There are not many lakes in Scotland. I’m not sure why but the word loch evokes much more atmosphere – maybe it is the fact that so many are so beautiful.
One of the four official lakes lies below Pressmennan Wood in East Lothian , cared for by the Woodland Trust. Its position at the bottom of steep slopes makes it a great place for a short family stroll. Children are entertained thanks to the work of Robin Wood who has carved little homes in trees for the woodland creatures of his imagination, as well as carvings of wood. Further on you can enjoy the site of the loch’s end, often with swans in residence. Finally, unless you wish to see more carvings, there is a chance to go up a little hill and enjoy views towards the Firth of Forth.
DISTANCE: 3 miles.
HEIGHT CLIMBED: 440ft.
TIME: 1½ to 2 hours.
MAP: OS Landranger 67.
PARK: Leave the A1 at the Thistly Cross roundabout outside Dunbar and follow the B6370 for three miles, to Stenton. Go left at the end of the village (in front of a primary school) and just less than a mile down a narrow country lane go left again, following a brown sign for Pressmennan Wood down a track. There is a car park at the end of the track.
IN SUMMARY: Below the parking area follow a path on the right which starts next to a yellow-painted stone.

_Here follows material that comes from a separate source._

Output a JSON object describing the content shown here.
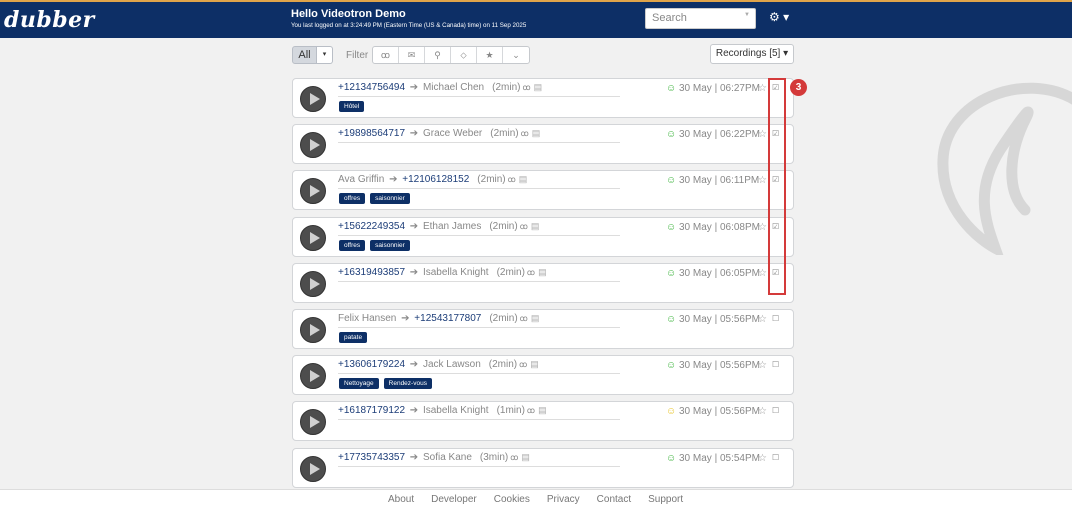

After only a few yards you reach a track, where you go right.
Go right again almost immediately to leave the track and take a path alongside a small burn to reach the side of Pressmennan Lake.
You pass wooden sculptures and doors in trees which are home to an array of creatures before reaching a carved post with a hole in it – the Holey Posty – next to a track.
Go left to follow the track which gradually gains height before dropping down beyond the end of the lake – which can be seen down to the left, through the trees. When the track ends (at the bottom of the hill) go left to follow a grass path over a burn and back towards the lake. The path leads to a small dam at the end of the lake, which you cross. At the other end follow a muddy path (to the left side of bench) which leads up to the track again – go right to follow it back uphill.
Just after the track has begun to lose height you have a choice to make. If you have young children with you, the best option maybe to keep following the track all the way back to the car park – once past the Holey Posty again there are more carvings to enjoy.
For a more energetic return, and views over East Lothian to the Firth of Forth, go up a path to the left which climbs uphill and swings round to the right. After losing a little height, ignore a path going down to the right and continue uphill. In a dip with a small wooden seat you can enjoy a view through the trees to Bass Rock before continuing to picnic bench with views to Traprain Law and North Berwick Law. The path then drops down, all the way to the car park.